I recently travelled to York to attend the yearly Spring DevOps conference run by FLOSS UK. Here’s a quick overview of the talks I attended on the first day.
Jon Leach “Docker: Please contain your excitement”
Jon gave us a crash course introduction into Linux namespaces and an overview of the various types of namespace. He then went into Linux cgroups and how the combination of cgroups and namespaces enable lightweight containerisation in Linux. We got a quick introduction into LXC as an example of an early containerisation scheme before moving onto Docker. He then took us through the tools that Docker provide to enable building and sharing of container images and how to create reproducible container builds using dockerfiles.
David Profitt “Enhancing SSH for Security and Utility”
David told us about the various configuration files available to users of OpenSSH that configure behaviour of both client and server sides. He went through useful options for the client-side “.ssh/config” file and provided useful information on generating and distributing user-generated SSH keys as well as an overview of the options that can restrict what SSH keys can do from the server side.
In the server config he gave us an overview of useful options for locking down configurations and how to target specific configuration options using the “Match” keyword. Finally, there was additional information on how to provide a more secure “chrootable” SFTP environment by changing the default sftp-server process in the server configuration.
Julien Pivotto “Shipping your product with Puppet code”
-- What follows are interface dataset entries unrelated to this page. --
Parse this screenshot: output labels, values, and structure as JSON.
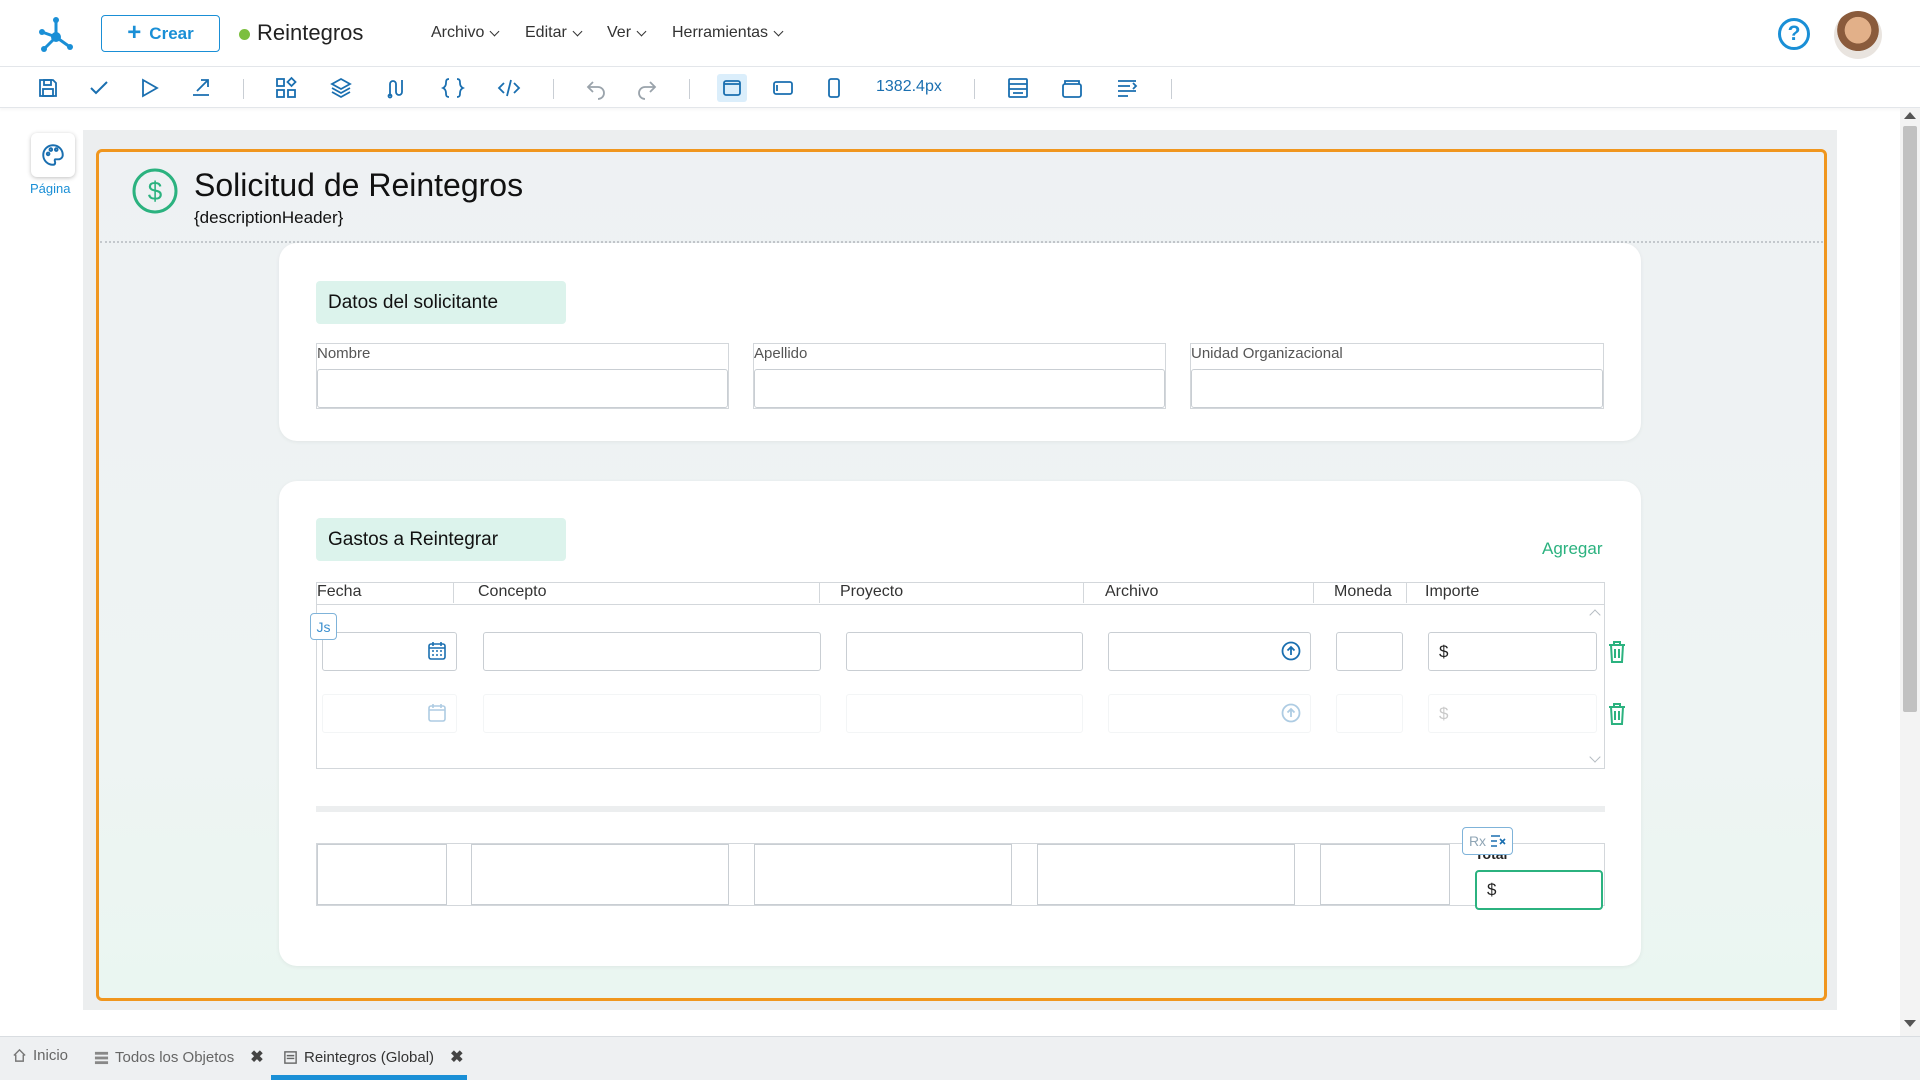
{
  "topbar": {
    "create_label": "Crear",
    "app_title": "Reintegros",
    "status_color": "#7cbf3f",
    "menus": [
      "Archivo",
      "Editar",
      "Ver",
      "Herramientas"
    ],
    "help_icon": "help-circle-icon",
    "avatar": "user-avatar"
  },
  "toolbar": {
    "icons": [
      "save-icon",
      "check-icon",
      "play-icon",
      "export-icon",
      "components-icon",
      "layers-icon",
      "flow-icon",
      "braces-icon",
      "code-icon",
      "undo-icon",
      "redo-icon",
      "desktop-view-icon",
      "tablet-view-icon",
      "mobile-view-icon",
      "layout-icon",
      "container-icon",
      "align-icon"
    ],
    "width_value": "1382.4px"
  },
  "left_rail": {
    "page_tool_label": "Página",
    "page_tool_icon": "palette-icon"
  },
  "form": {
    "title": "Solicitud de Reintegros",
    "subtitle": "{descriptionHeader}",
    "header_icon": "dollar-circle-icon",
    "section1": {
      "title": "Datos del solicitante",
      "fields": [
        "Nombre",
        "Apellido",
        "Unidad Organizacional"
      ]
    },
    "section2": {
      "title": "Gastos a Reintegrar",
      "add_label": "Agregar",
      "columns": [
        "Fecha",
        "Concepto",
        "Proyecto",
        "Archivo",
        "Moneda",
        "Importe"
      ],
      "currency_symbol": "$",
      "js_badge": "Js",
      "rx_badge": "Rx",
      "total_label": "Total",
      "total_value": "$"
    }
  },
  "bottom_tabs": [
    {
      "label": "Inicio",
      "icon": "home-icon"
    },
    {
      "label": "Todos los Objetos",
      "icon": "list-icon"
    },
    {
      "label": "Reintegros (Global)",
      "icon": "form-icon",
      "active": true
    }
  ],
  "colors": {
    "accent": "#1a8fd6",
    "frame": "#f0961e",
    "green": "#2bb27f",
    "section_tag_bg": "#dcf3ec"
  }
}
Julien took us through the problems that you can encounter shipping software code in this age of virtualisation, containers and cloud infrastructure. Challenges such as distribution, hardware and software dependencies, upgrades and ongoing maintenance all need to be addressed. By using a configuration management tool such as Puppet you can design a single distribution package that is flexible enough to adapt to any environment and provide a mechanism to support and maintain the software after installation. He then went through some recommendations on how the Puppet modules should be designed to support this function.
Nick Moriarty “Puppet as a legacy system”
Nick talked us through York University’s current project to migrate their Puppet 2.7-based infrastructure to Puppet 3. He talked through the challenges of maintaining their existing Puppet repository (~130 modules) for an infrastructure that included a range of Linux distributions and versions.
They also decided that they wanted to move to a more “common” Puppet infrastructure setup using tools such as Git for the module repository management and Apache+Passenger for the Puppet master. By moving to a more standard platform they increase the amount of community support and resources available to them.
Pieter Baele “Linux centralized identity and authentication interoperability with AD”
Pieter took us through the history of Unix directory services in his organisation and the process they went through for selecting a new directory service that could interoperate with their Active Directory. After evaluating several options they went with OpenDJ as it provided several advantages including easy configuration, native replication and a RESTful interface for making changes. He then took us through recommendations for a basic directory layout (as flat as possible!) and how to configure clients to use the new directory.
A typically frantic session covering everything from research into animal behaviour(!), provisioning web hosting platforms on the fly with Jenkins & Ansible to bash shortcuts you never knew you needed.